When I was in graduate school studying to be a high school English teacher, my fellow fledgling teachers and I had this sense that we were imposters, unqualified to stand before 30 teenagers and claim to be teachers. At the time, I figured this was some teacher-specific affliction, a symptom of how fricking hard the job was.
But after burning out and switching to teaching guitar four years later, that same sense of being unqualified crept back, this time because of my musical skills. By then, with a graduate degree in education and three years of classroom education under my belt, I felt like a legit teacher. But music had been a hobby, so I wasn't exactly a virtuoso. I could teach Jimmy Buffett, but Jimmy Page's guitar solos were outside my wheelhouse.
As a result, I taught music in isolation for the first six years of my career, even though this was when I most needed a supportive community.
Reach Out Anyway
Being unqualified is an unavoidable phase in learning anything.
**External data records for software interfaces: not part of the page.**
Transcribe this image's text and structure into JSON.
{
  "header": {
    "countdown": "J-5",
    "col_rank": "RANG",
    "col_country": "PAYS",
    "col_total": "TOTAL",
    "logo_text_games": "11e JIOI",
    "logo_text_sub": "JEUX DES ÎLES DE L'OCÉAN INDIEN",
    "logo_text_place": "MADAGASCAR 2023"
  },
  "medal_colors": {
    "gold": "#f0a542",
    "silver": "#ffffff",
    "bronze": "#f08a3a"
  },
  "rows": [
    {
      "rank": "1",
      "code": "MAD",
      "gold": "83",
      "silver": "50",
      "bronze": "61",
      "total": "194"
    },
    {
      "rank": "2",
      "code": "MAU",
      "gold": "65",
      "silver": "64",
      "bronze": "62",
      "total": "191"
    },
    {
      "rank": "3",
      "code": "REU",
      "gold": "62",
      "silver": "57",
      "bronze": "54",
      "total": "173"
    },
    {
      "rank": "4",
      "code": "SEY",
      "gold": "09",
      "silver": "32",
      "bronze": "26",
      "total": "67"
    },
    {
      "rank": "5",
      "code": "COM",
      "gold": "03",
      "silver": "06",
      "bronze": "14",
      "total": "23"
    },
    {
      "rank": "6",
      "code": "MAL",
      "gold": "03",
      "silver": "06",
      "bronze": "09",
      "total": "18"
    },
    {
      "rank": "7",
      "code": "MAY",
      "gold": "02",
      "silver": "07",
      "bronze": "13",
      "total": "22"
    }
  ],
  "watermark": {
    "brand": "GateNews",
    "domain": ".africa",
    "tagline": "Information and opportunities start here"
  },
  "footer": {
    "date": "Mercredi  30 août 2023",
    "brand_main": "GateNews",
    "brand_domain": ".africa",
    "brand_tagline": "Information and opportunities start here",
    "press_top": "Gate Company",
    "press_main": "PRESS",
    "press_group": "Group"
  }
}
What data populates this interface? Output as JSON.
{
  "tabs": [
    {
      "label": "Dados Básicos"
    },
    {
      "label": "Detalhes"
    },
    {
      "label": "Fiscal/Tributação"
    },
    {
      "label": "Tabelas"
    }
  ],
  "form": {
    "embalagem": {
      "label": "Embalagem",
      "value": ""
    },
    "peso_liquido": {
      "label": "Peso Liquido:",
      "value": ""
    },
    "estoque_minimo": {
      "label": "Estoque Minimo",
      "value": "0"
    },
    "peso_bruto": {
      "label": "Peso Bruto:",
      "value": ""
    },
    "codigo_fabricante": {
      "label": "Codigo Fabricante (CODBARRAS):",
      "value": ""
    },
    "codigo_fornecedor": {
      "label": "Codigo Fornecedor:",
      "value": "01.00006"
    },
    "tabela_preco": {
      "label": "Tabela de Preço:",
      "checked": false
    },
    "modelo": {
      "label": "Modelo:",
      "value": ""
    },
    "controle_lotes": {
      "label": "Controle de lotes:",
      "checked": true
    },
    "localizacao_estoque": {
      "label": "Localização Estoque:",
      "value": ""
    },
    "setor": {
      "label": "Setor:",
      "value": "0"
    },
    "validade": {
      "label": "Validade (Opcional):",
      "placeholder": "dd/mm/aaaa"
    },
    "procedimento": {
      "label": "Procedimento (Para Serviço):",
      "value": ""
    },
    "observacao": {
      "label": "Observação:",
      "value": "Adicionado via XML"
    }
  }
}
Sometimes formal schooling can give you a running start in your career, but in this job, where you’re required to be a musician, educator, and business person, there's just too much to learn. 20 years in, I still have much to learn, and I still have to fight back shyness, especially when I compare my chops to other musicians. But at least I know to push my unhelpful reluctance aside.
So I propose that you give any sense of inadequacy you have aside, and get to work backfilling the inevitable holes in your education, probably in the areas of teaching and business skills. I’m hoping this site serves as a reliable backhoe.
But you probably need more than helpful blog posts--you need community. So I also suggest doing something I did last year that has had a massive impact on my professional development, and all it took was a little courage, and some simple tips I found online. I want you to join the crowd: Create a business group of fellow independent music teachers.
How to Form a Mastermind Group
A mastermind group is a small business group--usually 3-6 people--that meets regularly to exchange ideas, provide accountability, and offer encouragement. They’re popular with entrepreneurs.
I formed a mastermind group last year with three other Seattle-based independent music teachers who also teach online. We meet for an hour on Google Hangouts every Thursday after lunch.
Setting up a mastermind group is super easy, but it’s important to do it right so that members commit to it, and feel like their time is well-spent. I’ve created a simple, 3-minute guide that will teach you how to set up your group, and contains the actual email I used to invite members to my group. You can download it here.
Also, check out this livestream to hear more about the incredible things this group has done for my teaching and my online business.